- WORK ITEM: Give the data again exactly as it is written.

(Web page and app entries)
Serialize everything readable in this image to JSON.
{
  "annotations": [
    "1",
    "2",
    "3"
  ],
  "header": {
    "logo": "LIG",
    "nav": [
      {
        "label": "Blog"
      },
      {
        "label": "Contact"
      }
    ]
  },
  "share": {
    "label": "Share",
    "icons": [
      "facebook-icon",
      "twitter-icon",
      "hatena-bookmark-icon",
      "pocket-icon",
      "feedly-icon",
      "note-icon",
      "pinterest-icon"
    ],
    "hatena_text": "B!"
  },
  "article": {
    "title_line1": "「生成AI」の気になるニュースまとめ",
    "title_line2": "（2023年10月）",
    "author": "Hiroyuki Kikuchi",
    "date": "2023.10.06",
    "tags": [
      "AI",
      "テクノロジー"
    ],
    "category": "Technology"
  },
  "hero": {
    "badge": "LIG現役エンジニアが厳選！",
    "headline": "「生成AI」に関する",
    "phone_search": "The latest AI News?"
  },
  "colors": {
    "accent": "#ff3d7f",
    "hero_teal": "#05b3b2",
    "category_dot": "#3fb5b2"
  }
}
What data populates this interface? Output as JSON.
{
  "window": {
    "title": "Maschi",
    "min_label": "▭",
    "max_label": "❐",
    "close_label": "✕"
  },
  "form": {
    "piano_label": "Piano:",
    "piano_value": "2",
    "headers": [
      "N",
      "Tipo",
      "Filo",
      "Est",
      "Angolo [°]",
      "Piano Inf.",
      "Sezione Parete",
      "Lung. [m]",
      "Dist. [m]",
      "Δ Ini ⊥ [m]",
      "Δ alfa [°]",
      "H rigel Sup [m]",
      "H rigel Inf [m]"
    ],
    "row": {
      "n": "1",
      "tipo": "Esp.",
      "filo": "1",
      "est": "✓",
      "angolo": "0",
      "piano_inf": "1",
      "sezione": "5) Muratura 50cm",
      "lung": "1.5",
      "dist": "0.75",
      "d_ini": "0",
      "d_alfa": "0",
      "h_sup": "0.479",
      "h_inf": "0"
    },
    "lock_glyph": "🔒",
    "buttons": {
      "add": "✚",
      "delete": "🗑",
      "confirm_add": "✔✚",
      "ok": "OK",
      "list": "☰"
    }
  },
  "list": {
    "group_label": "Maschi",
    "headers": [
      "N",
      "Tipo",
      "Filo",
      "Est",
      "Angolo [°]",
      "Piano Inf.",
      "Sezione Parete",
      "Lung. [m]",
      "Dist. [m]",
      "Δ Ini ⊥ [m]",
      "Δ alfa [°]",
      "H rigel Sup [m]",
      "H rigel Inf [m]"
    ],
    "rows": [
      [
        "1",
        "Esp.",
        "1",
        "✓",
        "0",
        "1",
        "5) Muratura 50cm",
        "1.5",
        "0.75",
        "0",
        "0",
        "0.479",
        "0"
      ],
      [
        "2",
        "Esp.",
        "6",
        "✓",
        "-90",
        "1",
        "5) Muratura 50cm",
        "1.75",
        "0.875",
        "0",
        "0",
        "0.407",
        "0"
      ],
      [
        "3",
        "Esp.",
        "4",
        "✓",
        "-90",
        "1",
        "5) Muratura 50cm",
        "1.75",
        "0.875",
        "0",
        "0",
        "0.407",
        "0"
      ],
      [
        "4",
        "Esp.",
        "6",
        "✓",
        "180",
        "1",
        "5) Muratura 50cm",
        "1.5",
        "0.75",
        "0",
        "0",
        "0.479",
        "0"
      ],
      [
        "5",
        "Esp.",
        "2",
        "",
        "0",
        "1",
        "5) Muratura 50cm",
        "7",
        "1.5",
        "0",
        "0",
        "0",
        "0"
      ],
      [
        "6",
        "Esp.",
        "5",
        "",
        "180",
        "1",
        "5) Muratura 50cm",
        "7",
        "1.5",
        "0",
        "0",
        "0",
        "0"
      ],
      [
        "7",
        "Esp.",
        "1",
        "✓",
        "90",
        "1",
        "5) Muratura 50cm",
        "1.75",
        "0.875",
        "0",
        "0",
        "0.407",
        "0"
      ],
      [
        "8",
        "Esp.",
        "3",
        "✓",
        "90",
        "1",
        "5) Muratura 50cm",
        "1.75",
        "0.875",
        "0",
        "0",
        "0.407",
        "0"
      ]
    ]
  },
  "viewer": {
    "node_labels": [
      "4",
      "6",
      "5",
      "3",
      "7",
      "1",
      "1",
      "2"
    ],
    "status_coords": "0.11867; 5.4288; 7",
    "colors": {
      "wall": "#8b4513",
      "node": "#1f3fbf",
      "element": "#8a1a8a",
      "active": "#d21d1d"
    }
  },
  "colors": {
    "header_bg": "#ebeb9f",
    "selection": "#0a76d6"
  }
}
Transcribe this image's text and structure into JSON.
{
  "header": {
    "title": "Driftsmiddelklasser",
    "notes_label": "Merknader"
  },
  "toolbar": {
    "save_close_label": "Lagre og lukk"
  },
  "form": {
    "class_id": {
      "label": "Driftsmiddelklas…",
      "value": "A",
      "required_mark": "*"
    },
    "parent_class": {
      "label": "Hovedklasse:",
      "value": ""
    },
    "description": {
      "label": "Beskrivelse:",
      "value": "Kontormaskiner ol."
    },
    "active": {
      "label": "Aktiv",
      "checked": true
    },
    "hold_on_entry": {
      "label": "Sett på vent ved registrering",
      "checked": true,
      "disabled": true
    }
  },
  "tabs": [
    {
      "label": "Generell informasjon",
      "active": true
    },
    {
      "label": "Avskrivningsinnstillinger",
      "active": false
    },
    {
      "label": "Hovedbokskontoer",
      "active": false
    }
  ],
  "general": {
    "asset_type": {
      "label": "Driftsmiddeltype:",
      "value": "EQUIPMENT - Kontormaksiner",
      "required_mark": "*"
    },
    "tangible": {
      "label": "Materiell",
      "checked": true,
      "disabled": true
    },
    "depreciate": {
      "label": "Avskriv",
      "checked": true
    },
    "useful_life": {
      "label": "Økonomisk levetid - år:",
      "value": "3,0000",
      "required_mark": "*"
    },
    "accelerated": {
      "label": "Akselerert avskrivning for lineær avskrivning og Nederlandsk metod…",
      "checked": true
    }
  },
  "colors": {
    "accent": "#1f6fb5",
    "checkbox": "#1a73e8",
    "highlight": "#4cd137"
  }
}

- RESULT:
Serialize everything readable in this image to JSON.
{
  "annotations": [
    "1",
    "2",
    "3"
  ],
  "header": {
    "logo": "LIG",
    "nav": [
      {
        "label": "Blog"
      },
      {
        "label": "Contact"
      }
    ]
  },
  "share": {
    "label": "Share",
    "icons": [
      "facebook-icon",
      "twitter-icon",
      "hatena-bookmark-icon",
      "pocket-icon",
      "feedly-icon",
      "note-icon",
      "pinterest-icon"
    ],
    "hatena_text": "B!"
  },
  "article": {
    "title_line1": "「生成AI」の気になるニュースまとめ",
    "title_line2": "（2023年10月）",
    "author": "Hiroyuki Kikuchi",
    "date": "2023.10.06",
    "tags": [
      "AI",
      "テクノロジー"
    ],
    "category": "Technology"
  },
  "hero": {
    "badge": "LIG現役エンジニアが厳選！",
    "headline": "「生成AI」に関する",
    "phone_search": "The latest AI News?"
  },
  "colors": {
    "accent": "#ff3d7f",
    "hero_teal": "#05b3b2",
    "category_dot": "#3fb5b2"
  }
}
What data populates this interface? Output as JSON.
{
  "window": {
    "title": "Maschi",
    "min_label": "▭",
    "max_label": "❐",
    "close_label": "✕"
  },
  "form": {
    "piano_label": "Piano:",
    "piano_value": "2",
    "headers": [
      "N",
      "Tipo",
      "Filo",
      "Est",
      "Angolo [°]",
      "Piano Inf.",
      "Sezione Parete",
      "Lung. [m]",
      "Dist. [m]",
      "Δ Ini ⊥ [m]",
      "Δ alfa [°]",
      "H rigel Sup [m]",
      "H rigel Inf [m]"
    ],
    "row": {
      "n": "1",
      "tipo": "Esp.",
      "filo": "1",
      "est": "✓",
      "angolo": "0",
      "piano_inf": "1",
      "sezione": "5) Muratura 50cm",
      "lung": "1.5",
      "dist": "0.75",
      "d_ini": "0",
      "d_alfa": "0",
      "h_sup": "0.479",
      "h_inf": "0"
    },
    "lock_glyph": "🔒",
    "buttons": {
      "add": "✚",
      "delete": "🗑",
      "confirm_add": "✔✚",
      "ok": "OK",
      "list": "☰"
    }
  },
  "list": {
    "group_label": "Maschi",
    "headers": [
      "N",
      "Tipo",
      "Filo",
      "Est",
      "Angolo [°]",
      "Piano Inf.",
      "Sezione Parete",
      "Lung. [m]",
      "Dist. [m]",
      "Δ Ini ⊥ [m]",
      "Δ alfa [°]",
      "H rigel Sup [m]",
      "H rigel Inf [m]"
    ],
    "rows": [
      [
        "1",
        "Esp.",
        "1",
        "✓",
        "0",
        "1",
        "5) Muratura 50cm",
        "1.5",
        "0.75",
        "0",
        "0",
        "0.479",
        "0"
      ],
      [
        "2",
        "Esp.",
        "6",
        "✓",
        "-90",
        "1",
        "5) Muratura 50cm",
        "1.75",
        "0.875",
        "0",
        "0",
        "0.407",
        "0"
      ],
      [
        "3",
        "Esp.",
        "4",
        "✓",
        "-90",
        "1",
        "5) Muratura 50cm",
        "1.75",
        "0.875",
        "0",
        "0",
        "0.407",
        "0"
      ],
      [
        "4",
        "Esp.",
        "6",
        "✓",
        "180",
        "1",
        "5) Muratura 50cm",
        "1.5",
        "0.75",
        "0",
        "0",
        "0.479",
        "0"
      ],
      [
        "5",
        "Esp.",
        "2",
        "",
        "0",
        "1",
        "5) Muratura 50cm",
        "7",
        "1.5",
        "0",
        "0",
        "0",
        "0"
      ],
      [
        "6",
        "Esp.",
        "5",
        "",
        "180",
        "1",
        "5) Muratura 50cm",
        "7",
        "1.5",
        "0",
        "0",
        "0",
        "0"
      ],
      [
        "7",
        "Esp.",
        "1",
        "✓",
        "90",
        "1",
        "5) Muratura 50cm",
        "1.75",
        "0.875",
        "0",
        "0",
        "0.407",
        "0"
      ],
      [
        "8",
        "Esp.",
        "3",
        "✓",
        "90",
        "1",
        "5) Muratura 50cm",
        "1.75",
        "0.875",
        "0",
        "0",
        "0.407",
        "0"
      ]
    ]
  },
  "viewer": {
    "node_labels": [
      "4",
      "6",
      "5",
      "3",
      "7",
      "1",
      "1",
      "2"
    ],
    "status_coords": "0.11867; 5.4288; 7",
    "colors": {
      "wall": "#8b4513",
      "node": "#1f3fbf",
      "element": "#8a1a8a",
      "active": "#d21d1d"
    }
  },
  "colors": {
    "header_bg": "#ebeb9f",
    "selection": "#0a76d6"
  }
}
Transcribe this image's text and structure into JSON.
{
  "header": {
    "title": "Driftsmiddelklasser",
    "notes_label": "Merknader"
  },
  "toolbar": {
    "save_close_label": "Lagre og lukk"
  },
  "form": {
    "class_id": {
      "label": "Driftsmiddelklas…",
      "value": "A",
      "required_mark": "*"
    },
    "parent_class": {
      "label": "Hovedklasse:",
      "value": ""
    },
    "description": {
      "label": "Beskrivelse:",
      "value": "Kontormaskiner ol."
    },
    "active": {
      "label": "Aktiv",
      "checked": true
    },
    "hold_on_entry": {
      "label": "Sett på vent ved registrering",
      "checked": true,
      "disabled": true
    }
  },
  "tabs": [
    {
      "label": "Generell informasjon",
      "active": true
    },
    {
      "label": "Avskrivningsinnstillinger",
      "active": false
    },
    {
      "label": "Hovedbokskontoer",
      "active": false
    }
  ],
  "general": {
    "asset_type": {
      "label": "Driftsmiddeltype:",
      "value": "EQUIPMENT - Kontormaksiner",
      "required_mark": "*"
    },
    "tangible": {
      "label": "Materiell",
      "checked": true,
      "disabled": true
    },
    "depreciate": {
      "label": "Avskriv",
      "checked": true
    },
    "useful_life": {
      "label": "Økonomisk levetid - år:",
      "value": "3,0000",
      "required_mark": "*"
    },
    "accelerated": {
      "label": "Akselerert avskrivning for lineær avskrivning og Nederlandsk metod…",
      "checked": true
    }
  },
  "colors": {
    "accent": "#1f6fb5",
    "checkbox": "#1a73e8",
    "highlight": "#4cd137"
  }
}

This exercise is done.